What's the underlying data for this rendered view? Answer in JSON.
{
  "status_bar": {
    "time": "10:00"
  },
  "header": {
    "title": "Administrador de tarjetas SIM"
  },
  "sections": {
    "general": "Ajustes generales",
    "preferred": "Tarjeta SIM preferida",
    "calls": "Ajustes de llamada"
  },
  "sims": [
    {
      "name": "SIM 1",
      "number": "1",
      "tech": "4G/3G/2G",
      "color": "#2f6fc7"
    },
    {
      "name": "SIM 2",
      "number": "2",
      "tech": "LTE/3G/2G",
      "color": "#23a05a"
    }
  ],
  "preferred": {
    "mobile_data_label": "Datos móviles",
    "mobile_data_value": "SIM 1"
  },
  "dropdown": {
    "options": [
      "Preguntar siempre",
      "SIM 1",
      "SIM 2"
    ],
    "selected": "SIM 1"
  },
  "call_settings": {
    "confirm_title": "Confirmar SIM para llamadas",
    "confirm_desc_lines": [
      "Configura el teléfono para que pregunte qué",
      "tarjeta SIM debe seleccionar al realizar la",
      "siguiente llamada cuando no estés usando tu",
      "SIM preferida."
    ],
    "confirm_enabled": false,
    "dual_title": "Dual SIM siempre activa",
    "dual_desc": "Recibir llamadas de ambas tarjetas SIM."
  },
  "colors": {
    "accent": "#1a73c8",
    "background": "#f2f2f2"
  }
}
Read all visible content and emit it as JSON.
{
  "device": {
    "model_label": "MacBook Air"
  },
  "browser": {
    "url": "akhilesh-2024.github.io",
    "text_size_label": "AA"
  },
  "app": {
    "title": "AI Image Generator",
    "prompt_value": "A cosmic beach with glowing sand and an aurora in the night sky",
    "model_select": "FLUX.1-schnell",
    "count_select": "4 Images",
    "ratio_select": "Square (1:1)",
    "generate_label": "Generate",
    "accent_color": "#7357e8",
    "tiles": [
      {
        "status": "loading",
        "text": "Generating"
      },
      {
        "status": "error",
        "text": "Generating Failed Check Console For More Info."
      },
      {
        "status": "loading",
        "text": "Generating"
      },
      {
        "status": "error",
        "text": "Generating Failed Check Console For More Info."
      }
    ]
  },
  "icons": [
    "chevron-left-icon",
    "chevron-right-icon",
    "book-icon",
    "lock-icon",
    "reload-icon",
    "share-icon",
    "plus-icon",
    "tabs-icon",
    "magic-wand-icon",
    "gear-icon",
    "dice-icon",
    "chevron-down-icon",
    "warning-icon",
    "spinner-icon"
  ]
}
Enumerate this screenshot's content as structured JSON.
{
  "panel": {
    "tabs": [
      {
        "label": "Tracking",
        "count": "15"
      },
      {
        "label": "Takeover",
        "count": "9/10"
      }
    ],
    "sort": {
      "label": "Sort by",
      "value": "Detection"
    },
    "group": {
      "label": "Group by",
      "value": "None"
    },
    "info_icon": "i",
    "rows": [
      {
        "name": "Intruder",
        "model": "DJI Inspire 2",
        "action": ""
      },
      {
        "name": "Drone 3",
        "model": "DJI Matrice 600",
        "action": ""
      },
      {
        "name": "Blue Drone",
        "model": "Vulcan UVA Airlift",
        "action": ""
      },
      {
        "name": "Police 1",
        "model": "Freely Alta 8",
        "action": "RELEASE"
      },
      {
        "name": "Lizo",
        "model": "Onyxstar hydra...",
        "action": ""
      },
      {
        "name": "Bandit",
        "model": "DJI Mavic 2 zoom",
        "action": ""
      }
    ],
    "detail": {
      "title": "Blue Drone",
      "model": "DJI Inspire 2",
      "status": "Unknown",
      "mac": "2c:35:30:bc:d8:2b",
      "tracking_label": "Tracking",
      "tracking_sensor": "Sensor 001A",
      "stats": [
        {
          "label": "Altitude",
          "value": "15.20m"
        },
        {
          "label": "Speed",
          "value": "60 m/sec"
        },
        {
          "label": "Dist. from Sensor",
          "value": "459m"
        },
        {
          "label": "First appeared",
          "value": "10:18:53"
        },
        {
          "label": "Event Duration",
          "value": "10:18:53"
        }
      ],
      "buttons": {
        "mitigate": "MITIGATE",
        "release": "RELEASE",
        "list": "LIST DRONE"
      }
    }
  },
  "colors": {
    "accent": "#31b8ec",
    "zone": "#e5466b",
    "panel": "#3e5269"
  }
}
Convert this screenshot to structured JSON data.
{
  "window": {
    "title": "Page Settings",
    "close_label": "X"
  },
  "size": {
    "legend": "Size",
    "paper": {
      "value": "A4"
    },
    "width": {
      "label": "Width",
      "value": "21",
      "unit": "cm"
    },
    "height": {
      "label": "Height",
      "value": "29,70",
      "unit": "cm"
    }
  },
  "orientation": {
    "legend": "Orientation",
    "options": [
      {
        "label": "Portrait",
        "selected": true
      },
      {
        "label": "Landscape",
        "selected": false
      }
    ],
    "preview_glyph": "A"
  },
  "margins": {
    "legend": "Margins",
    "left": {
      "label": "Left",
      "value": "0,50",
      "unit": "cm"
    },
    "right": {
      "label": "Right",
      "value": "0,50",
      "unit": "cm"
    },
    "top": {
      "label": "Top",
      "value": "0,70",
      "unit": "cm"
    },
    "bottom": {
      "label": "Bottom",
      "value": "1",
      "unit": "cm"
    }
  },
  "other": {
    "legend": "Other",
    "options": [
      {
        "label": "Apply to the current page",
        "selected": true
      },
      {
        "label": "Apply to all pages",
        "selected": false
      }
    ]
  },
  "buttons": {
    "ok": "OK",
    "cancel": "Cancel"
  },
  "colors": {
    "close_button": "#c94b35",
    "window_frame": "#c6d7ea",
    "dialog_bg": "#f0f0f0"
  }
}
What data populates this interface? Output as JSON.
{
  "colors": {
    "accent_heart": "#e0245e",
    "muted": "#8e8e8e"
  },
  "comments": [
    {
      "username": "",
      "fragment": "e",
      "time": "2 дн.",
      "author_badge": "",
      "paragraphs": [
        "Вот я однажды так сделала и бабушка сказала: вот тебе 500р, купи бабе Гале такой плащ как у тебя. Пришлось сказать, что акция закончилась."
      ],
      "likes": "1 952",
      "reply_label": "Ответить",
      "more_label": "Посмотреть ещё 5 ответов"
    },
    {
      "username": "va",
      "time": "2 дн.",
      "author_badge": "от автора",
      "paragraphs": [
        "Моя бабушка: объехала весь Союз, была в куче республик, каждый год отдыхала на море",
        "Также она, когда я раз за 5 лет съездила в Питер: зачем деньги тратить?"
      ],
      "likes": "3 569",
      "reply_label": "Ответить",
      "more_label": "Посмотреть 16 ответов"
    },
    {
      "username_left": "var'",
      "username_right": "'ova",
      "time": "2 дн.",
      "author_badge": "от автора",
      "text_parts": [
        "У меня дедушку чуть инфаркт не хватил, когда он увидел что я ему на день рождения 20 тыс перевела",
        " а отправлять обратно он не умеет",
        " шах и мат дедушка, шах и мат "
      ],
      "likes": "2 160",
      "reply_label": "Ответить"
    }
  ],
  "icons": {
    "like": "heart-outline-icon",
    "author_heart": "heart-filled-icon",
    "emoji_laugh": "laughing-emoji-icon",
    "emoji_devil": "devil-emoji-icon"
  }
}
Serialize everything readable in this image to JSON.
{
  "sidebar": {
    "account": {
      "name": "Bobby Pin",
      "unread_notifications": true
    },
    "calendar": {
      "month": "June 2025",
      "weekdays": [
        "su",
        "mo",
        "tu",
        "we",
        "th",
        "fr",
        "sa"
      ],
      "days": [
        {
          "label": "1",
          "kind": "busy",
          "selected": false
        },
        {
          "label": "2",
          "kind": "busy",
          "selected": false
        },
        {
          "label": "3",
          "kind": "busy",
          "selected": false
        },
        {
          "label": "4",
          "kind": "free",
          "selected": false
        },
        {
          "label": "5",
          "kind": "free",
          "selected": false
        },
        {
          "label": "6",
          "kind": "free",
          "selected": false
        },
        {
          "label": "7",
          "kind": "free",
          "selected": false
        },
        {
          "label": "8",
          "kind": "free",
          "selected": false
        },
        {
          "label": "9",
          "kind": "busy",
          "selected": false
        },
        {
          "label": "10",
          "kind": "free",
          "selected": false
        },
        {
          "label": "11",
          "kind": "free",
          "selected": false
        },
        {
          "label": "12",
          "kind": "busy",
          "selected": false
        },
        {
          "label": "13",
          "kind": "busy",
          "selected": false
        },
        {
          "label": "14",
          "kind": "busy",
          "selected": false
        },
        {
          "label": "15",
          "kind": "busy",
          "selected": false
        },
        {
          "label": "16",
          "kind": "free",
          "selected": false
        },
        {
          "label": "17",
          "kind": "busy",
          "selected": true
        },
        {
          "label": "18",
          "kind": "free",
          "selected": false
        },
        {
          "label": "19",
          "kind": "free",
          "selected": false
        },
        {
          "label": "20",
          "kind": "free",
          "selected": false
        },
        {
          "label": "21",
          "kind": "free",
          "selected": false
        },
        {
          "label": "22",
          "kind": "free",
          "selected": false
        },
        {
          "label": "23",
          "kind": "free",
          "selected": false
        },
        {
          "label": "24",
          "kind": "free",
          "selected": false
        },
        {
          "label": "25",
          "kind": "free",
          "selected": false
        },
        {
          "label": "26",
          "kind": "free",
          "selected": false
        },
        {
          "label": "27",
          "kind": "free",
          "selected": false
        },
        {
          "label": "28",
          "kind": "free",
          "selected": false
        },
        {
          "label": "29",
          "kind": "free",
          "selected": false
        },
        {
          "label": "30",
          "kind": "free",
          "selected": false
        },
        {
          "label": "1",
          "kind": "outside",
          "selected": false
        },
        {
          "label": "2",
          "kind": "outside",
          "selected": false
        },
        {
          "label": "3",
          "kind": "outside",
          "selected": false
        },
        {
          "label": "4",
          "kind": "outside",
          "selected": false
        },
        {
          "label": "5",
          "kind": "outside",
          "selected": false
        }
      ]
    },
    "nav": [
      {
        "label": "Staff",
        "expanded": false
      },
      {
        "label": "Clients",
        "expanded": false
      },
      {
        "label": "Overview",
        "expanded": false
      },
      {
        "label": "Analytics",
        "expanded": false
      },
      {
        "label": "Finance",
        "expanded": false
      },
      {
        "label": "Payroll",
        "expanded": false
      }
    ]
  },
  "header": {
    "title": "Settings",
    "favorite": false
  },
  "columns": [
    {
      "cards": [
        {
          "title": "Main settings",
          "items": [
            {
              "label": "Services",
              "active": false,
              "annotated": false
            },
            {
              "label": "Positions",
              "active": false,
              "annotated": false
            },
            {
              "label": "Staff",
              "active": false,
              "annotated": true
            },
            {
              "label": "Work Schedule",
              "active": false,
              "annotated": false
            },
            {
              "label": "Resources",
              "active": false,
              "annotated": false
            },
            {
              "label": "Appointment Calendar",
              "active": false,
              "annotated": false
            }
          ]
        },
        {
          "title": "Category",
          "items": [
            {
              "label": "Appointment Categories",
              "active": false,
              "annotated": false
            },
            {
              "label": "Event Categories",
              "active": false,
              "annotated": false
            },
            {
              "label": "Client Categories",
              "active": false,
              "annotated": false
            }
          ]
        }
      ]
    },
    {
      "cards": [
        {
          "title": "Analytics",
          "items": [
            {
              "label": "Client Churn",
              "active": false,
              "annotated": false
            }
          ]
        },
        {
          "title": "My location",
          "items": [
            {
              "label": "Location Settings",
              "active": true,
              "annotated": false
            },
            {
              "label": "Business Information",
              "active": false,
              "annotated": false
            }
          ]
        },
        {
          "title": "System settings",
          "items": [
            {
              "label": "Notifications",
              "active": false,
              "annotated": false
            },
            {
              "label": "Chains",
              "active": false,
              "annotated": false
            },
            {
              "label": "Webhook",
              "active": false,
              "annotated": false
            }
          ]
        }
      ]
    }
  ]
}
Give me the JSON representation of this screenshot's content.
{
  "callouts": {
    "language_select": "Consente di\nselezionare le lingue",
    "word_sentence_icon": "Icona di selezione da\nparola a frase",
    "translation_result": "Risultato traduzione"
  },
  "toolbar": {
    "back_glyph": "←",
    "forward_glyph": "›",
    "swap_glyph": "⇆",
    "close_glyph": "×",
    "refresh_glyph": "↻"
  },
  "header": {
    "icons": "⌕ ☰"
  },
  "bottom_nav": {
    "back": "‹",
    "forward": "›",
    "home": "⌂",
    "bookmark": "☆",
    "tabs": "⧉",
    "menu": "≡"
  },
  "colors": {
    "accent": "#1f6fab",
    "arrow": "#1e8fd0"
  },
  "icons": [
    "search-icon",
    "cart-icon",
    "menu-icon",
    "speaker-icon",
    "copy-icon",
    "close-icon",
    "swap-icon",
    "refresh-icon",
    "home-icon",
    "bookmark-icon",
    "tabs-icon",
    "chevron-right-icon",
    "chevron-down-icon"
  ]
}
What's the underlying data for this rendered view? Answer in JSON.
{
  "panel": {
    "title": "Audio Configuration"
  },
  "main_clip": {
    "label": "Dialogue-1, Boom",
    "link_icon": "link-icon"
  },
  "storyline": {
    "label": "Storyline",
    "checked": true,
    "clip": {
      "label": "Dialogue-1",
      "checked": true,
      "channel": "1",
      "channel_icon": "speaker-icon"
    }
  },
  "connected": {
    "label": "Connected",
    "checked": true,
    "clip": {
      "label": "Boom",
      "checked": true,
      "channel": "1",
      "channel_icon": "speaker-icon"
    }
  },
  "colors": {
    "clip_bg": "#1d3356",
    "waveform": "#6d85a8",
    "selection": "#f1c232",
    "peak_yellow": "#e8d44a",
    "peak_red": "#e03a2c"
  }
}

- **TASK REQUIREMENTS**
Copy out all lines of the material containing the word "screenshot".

- **FINISHED EXERCISE**
Enumerate this screenshot's content as structured JSON.
Convert this screenshot to structured JSON data.
Give me the JSON representation of this screenshot's content.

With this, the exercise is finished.